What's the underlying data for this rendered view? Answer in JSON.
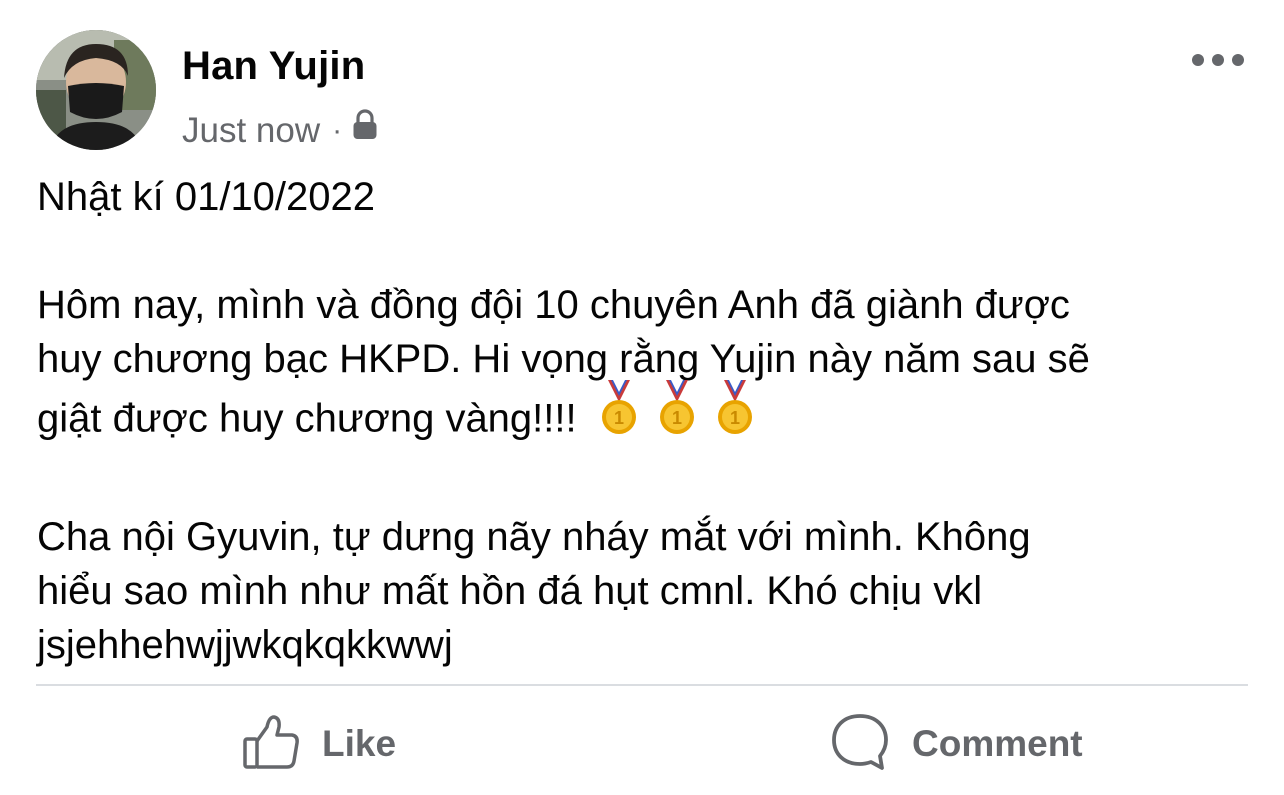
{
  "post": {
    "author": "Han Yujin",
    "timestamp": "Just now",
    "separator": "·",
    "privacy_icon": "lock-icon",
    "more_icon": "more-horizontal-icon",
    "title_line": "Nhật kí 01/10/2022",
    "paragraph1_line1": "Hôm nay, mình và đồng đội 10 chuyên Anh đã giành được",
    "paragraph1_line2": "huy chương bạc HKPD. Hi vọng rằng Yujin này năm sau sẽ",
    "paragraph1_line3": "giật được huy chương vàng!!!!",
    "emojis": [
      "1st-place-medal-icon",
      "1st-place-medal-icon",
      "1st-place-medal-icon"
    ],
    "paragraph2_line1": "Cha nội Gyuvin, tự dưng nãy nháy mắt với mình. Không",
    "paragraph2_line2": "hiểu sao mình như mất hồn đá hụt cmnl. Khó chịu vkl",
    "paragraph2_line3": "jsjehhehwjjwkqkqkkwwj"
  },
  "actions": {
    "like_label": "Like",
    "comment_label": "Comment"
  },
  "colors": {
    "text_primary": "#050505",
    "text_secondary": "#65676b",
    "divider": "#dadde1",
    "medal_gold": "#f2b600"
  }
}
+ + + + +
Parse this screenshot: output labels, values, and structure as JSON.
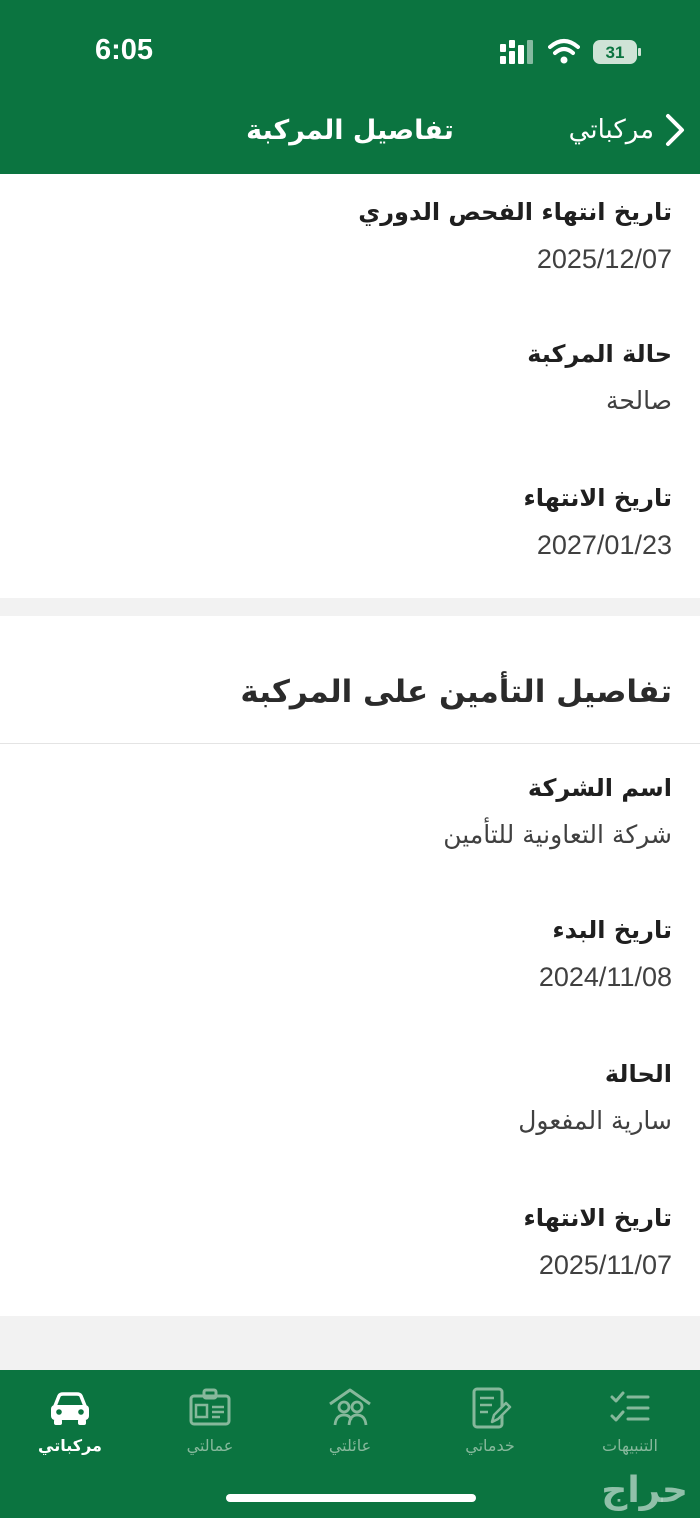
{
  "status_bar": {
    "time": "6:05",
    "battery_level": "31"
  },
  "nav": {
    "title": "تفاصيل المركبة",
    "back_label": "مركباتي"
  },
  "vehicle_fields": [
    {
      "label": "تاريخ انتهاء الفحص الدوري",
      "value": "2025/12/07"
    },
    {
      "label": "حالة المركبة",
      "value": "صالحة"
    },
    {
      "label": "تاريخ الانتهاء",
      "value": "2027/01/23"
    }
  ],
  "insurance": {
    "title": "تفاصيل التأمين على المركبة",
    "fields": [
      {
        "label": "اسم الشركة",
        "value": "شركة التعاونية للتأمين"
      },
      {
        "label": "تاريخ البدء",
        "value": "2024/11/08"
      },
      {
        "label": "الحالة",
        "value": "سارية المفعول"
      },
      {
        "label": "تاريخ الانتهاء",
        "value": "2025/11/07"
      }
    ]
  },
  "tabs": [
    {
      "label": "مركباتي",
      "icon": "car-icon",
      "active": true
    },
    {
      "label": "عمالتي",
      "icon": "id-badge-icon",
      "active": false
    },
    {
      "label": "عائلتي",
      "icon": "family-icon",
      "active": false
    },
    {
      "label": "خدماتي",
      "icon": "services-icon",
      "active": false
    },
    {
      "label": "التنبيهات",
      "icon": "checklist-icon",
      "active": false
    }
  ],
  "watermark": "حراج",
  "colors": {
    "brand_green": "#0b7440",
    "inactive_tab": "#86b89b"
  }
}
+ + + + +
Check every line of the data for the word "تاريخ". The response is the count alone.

4